NORTH CHARLESTON — Tye Manigault beamed with a smile ear to ear when she heard Roper Hospital was going to build a new medical center right next to the Red Lobster she has managed on Mall Drive for many years.
"Economically, this is phenomenal," she said from the service window inside the restaurant. "Mall Drive has been drab for a while. Our guest flow will now boom in this area."
Roper St. Francis Healthcare announced Nov. 16 it will invest about $1 billion to build a seven-story hospital, five- to six-story medical office building and a parking deck after paying $57.1 million for almost 28 acres this year on either side of Mall Drive.
The injection of a major new business is likely to jumpstart what was once a thriving retail destination before it became a low-voltage string of office buildings.
Charles Towne Square, one of the region's first enclosed shopping malls, opened in 1976 before shoppers fled to Citadel and Northwoods malls in the growing suburbs.
The retail center later faded away, and in 2020, the last vestige, the Regal Cinemas 18 movie theater, built where now-defunct department store chain Montgomery Ward once stood, was demolished to make way for a new 300-unit apartment development.
The city's new City Hall and other non-retail structures now sit along Mall Drive, where a few restaurants operate just off of Interstate 26.
The hospital project essentially is a wholesale corporate relocation from the flood-prone peninsula, after 166 years. Roper's future hospital will sit on roughly 14 acres where the former North Charleston City Hall now stands and an adjoining construction materials site.
The medical office building will be built where a former Verizon call center structure is located, and the garage will go where a pair of buildings now sit on Lacross Road on the west side of Mall Drive, said Charles Fletcher, the hospital system's vice president of real estate and construction.
An elevated walkway over the road is planned to connect the parking deck with the hospital.
Fletcher said he expects the campus to be completed in about five years. Construction will start around 2024, once the design phase is finished.
When completed, the move will bring about 1,000 employees from the downtown hospital. Fletcher expects new restaurants and other medical offices to follow.
"The spinoff from jobs that will come from this will be amazing," Charleston County Councilman Teddie Pryor said.
When the project begins, a slew of hardhat workers will descend on the site, all looking for a place to grab coffee or a quick meal.
At Hello Deli, which closed Nov. 19 after 14 years next to the future hospital site, co-owner Harvey Nathan called Roper's arrival "a gold mine" for the area and the next tenant that backfills his space.
"While they are building it, you will have construction workers and when it's completed, you will have patients being visited," said Nathan, who closed Hello Deli because of health reasons.
He pointed to the recent opening of the nearby 300-unit Monty Apartments as an example of the impact that new development had on his sales.
"That tripled our Saturday business," Nathan said.
Crepes Palace is taking over the Hello Deli space.

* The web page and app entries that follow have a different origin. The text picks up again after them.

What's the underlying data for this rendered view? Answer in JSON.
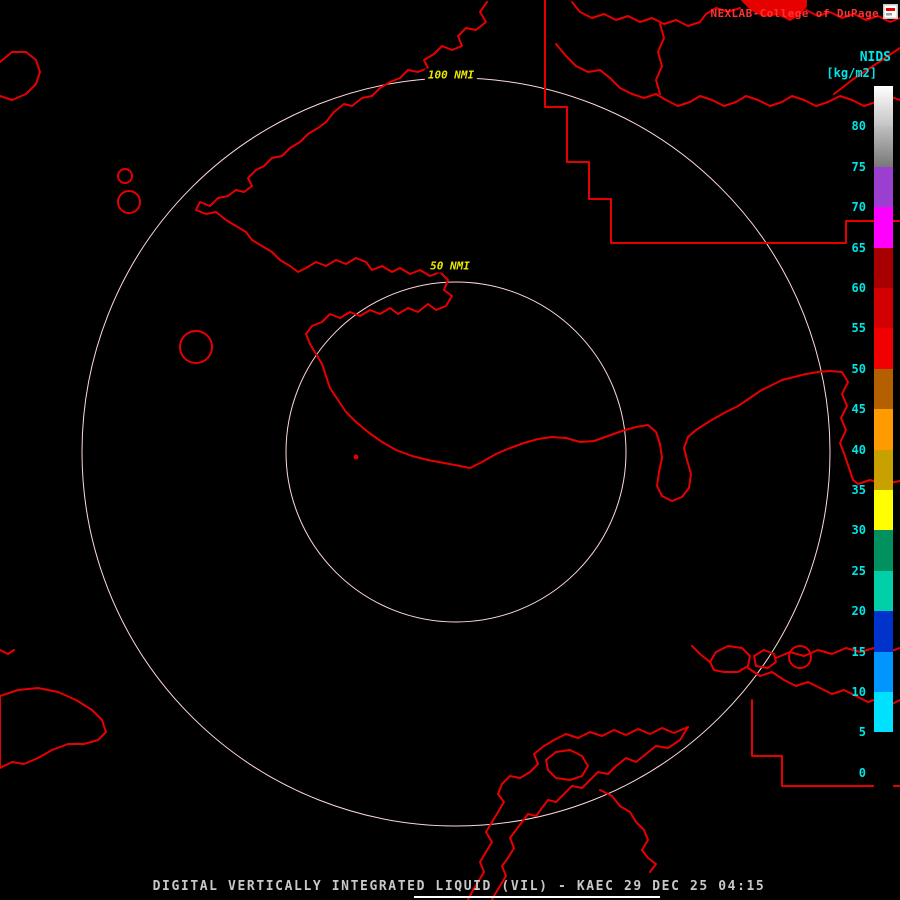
{
  "header": {
    "brand": "NEXLAB-College of DuPage"
  },
  "legend": {
    "title": "NIDS",
    "units": "[kg/m2]",
    "ticks": [
      "80",
      "75",
      "70",
      "65",
      "60",
      "55",
      "50",
      "45",
      "40",
      "35",
      "30",
      "25",
      "20",
      "15",
      "10",
      "5",
      "0"
    ],
    "segments": [
      {
        "range": "80-85",
        "colors": [
          "#FFFFFF",
          "#C4C4C4"
        ]
      },
      {
        "range": "75-80",
        "colors": [
          "#C0C0C0",
          "#787878"
        ]
      },
      {
        "range": "70-75",
        "color": "#9B3FD1"
      },
      {
        "range": "65-70",
        "color": "#FF00FF"
      },
      {
        "range": "60-65",
        "color": "#A80000"
      },
      {
        "range": "55-60",
        "color": "#D20000"
      },
      {
        "range": "50-55",
        "color": "#F00000"
      },
      {
        "range": "45-50",
        "color": "#B45F00"
      },
      {
        "range": "40-45",
        "color": "#FF9B00"
      },
      {
        "range": "35-40",
        "color": "#C8A000"
      },
      {
        "range": "30-35",
        "color": "#FFFF00"
      },
      {
        "range": "25-30",
        "color": "#00915E"
      },
      {
        "range": "20-25",
        "color": "#00CFA8"
      },
      {
        "range": "15-20",
        "color": "#0033CC"
      },
      {
        "range": "10-15",
        "color": "#0095FF"
      },
      {
        "range": "5-10",
        "color": "#00E1FF"
      },
      {
        "range": "0-5",
        "color": "#000000"
      }
    ]
  },
  "rings": {
    "outer_label": "100 NMI",
    "inner_label": "50 NMI"
  },
  "footer": {
    "text": "DIGITAL VERTICALLY INTEGRATED LIQUID (VIL) - KAEC 29 DEC 25 04:15"
  },
  "colors": {
    "background": "#000000",
    "map_outline": "#E60000",
    "range_ring": "#FFD9D9",
    "ring_label": "#E8E800",
    "brand_text": "#FF3232",
    "legend_text": "#00E6E6",
    "footer_text": "#C8C8C8",
    "underline": "#FFFFFF"
  }
}
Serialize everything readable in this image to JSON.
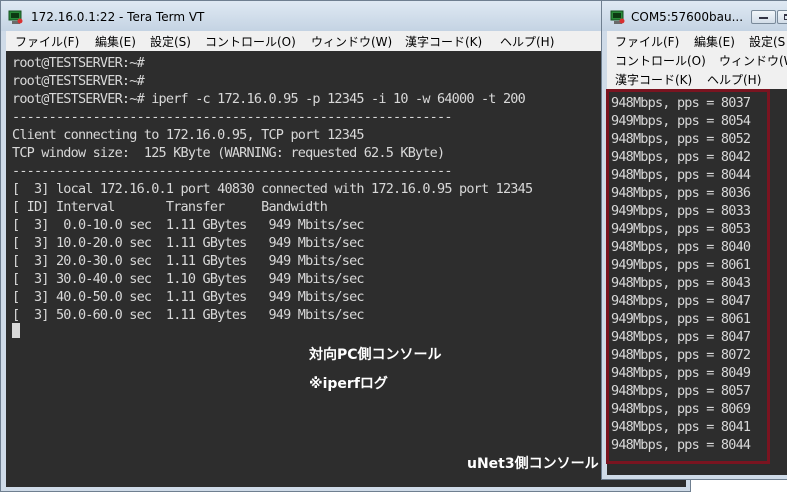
{
  "window1": {
    "title": "172.16.0.1:22 - Tera Term VT",
    "menu": [
      "ファイル(F)",
      "編集(E)",
      "設定(S)",
      "コントロール(O)",
      "ウィンドウ(W)",
      "漢字コード(K)",
      "ヘルプ(H)"
    ],
    "terminal_lines": [
      "root@TESTSERVER:~#",
      "root@TESTSERVER:~#",
      "root@TESTSERVER:~# iperf -c 172.16.0.95 -p 12345 -i 10 -w 64000 -t 200",
      "------------------------------------------------------------",
      "Client connecting to 172.16.0.95, TCP port 12345",
      "TCP window size:  125 KByte (WARNING: requested 62.5 KByte)",
      "------------------------------------------------------------",
      "[  3] local 172.16.0.1 port 40830 connected with 172.16.0.95 port 12345",
      "[ ID] Interval       Transfer     Bandwidth",
      "[  3]  0.0-10.0 sec  1.11 GBytes   949 Mbits/sec",
      "[  3] 10.0-20.0 sec  1.11 GBytes   949 Mbits/sec",
      "[  3] 20.0-30.0 sec  1.11 GBytes   949 Mbits/sec",
      "[  3] 30.0-40.0 sec  1.10 GBytes   949 Mbits/sec",
      "[  3] 40.0-50.0 sec  1.11 GBytes   949 Mbits/sec",
      "[  3] 50.0-60.0 sec  1.11 GBytes   949 Mbits/sec"
    ],
    "note_console": "対向PC側コンソール",
    "note_log": "※iperfログ"
  },
  "window2": {
    "title": "COM5:57600bau...",
    "menu_row1": [
      "ファイル(F)",
      "編集(E)",
      "設定(S"
    ],
    "menu_row2": [
      "コントロール(O)",
      "ウィンドウ(W"
    ],
    "menu_row3": [
      "漢字コード(K)",
      "ヘルプ(H)"
    ],
    "pps_lines": [
      "948Mbps, pps = 8037",
      "949Mbps, pps = 8054",
      "948Mbps, pps = 8052",
      "948Mbps, pps = 8042",
      "948Mbps, pps = 8044",
      "948Mbps, pps = 8036",
      "949Mbps, pps = 8033",
      "949Mbps, pps = 8053",
      "948Mbps, pps = 8040",
      "949Mbps, pps = 8061",
      "948Mbps, pps = 8043",
      "948Mbps, pps = 8047",
      "949Mbps, pps = 8061",
      "948Mbps, pps = 8047",
      "948Mbps, pps = 8072",
      "948Mbps, pps = 8049",
      "948Mbps, pps = 8057",
      "948Mbps, pps = 8069",
      "948Mbps, pps = 8041",
      "948Mbps, pps = 8044"
    ],
    "note_console": "uNet3側コンソール",
    "highlight_color": "#7a1420"
  }
}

"The location is very prime for what is coming there," co-owner Paula Urdaneta said.
She pointed to hospital construction workers stopping by for breakfast and the prospect of special sampler packages for patient visitors once the hospital opens.
"It will be a really great platform for us," Urdaneta said.
Where Mall Drive meets Rivers Avenue, 76 Rivers gas station sits.
"Big changes are on the way," said shopkeeper Ketan Patel, who has sold soft drinks, beer, snacks and lottery tickets to innumerable customers during his 10 years at the store. "I will see a lot more traffic, a lot more customers."
Mayor Keith Summey, who has led North Charleston at a time when major companies such as Boeing Co. and Mercedes-Benz Vans have set up assembly plants in his city, is anticipating a jolt of economic activity from the new hospital and campus.
"It will have a massive impact on the food-and-beverage business and even hotels as people from out of town come to see family members in the hospital," Summey said. "Not to mention the number of employees the hospital will bring. It will have a major economic impact on the city."
Land values in the area are expected to rise exponentially now that the hospital has announced it is coming, said Charlie Carmody with the commercial real estate firm CBRE Inc.'s Charleston office.
"It will be an absolute boon for that area," Carmody said. "The intersection of I-26 and I-526 is the center of the universe in Charleston County. It will enhance that area tremendously. I see it spurring on additional medical office space, more restaurants and more retail."
The sixth and final piece of property Roper needed for the deal fell into place last week, when North Charleston agreed Tuesday to sell its former city hall to the health care system for $9.2 million.
Earlier this year, Roper paid $22 million for the former Verizon call center, $13 million for the construction materials site, $10 million for a pair of office buildings on Lacross Road and $2.9 million for a former bank.
All of the existing structures will be demolished.
Roper also is looking further into the future than five years from now, said Fletcher, the medical provider's construction and real estate executive.
"We will design the hospital to expand over time," he said.
That, said Manigault of Red Lobster, is music to her ears.
"This is going to be amazing," she said. "It's about to be on."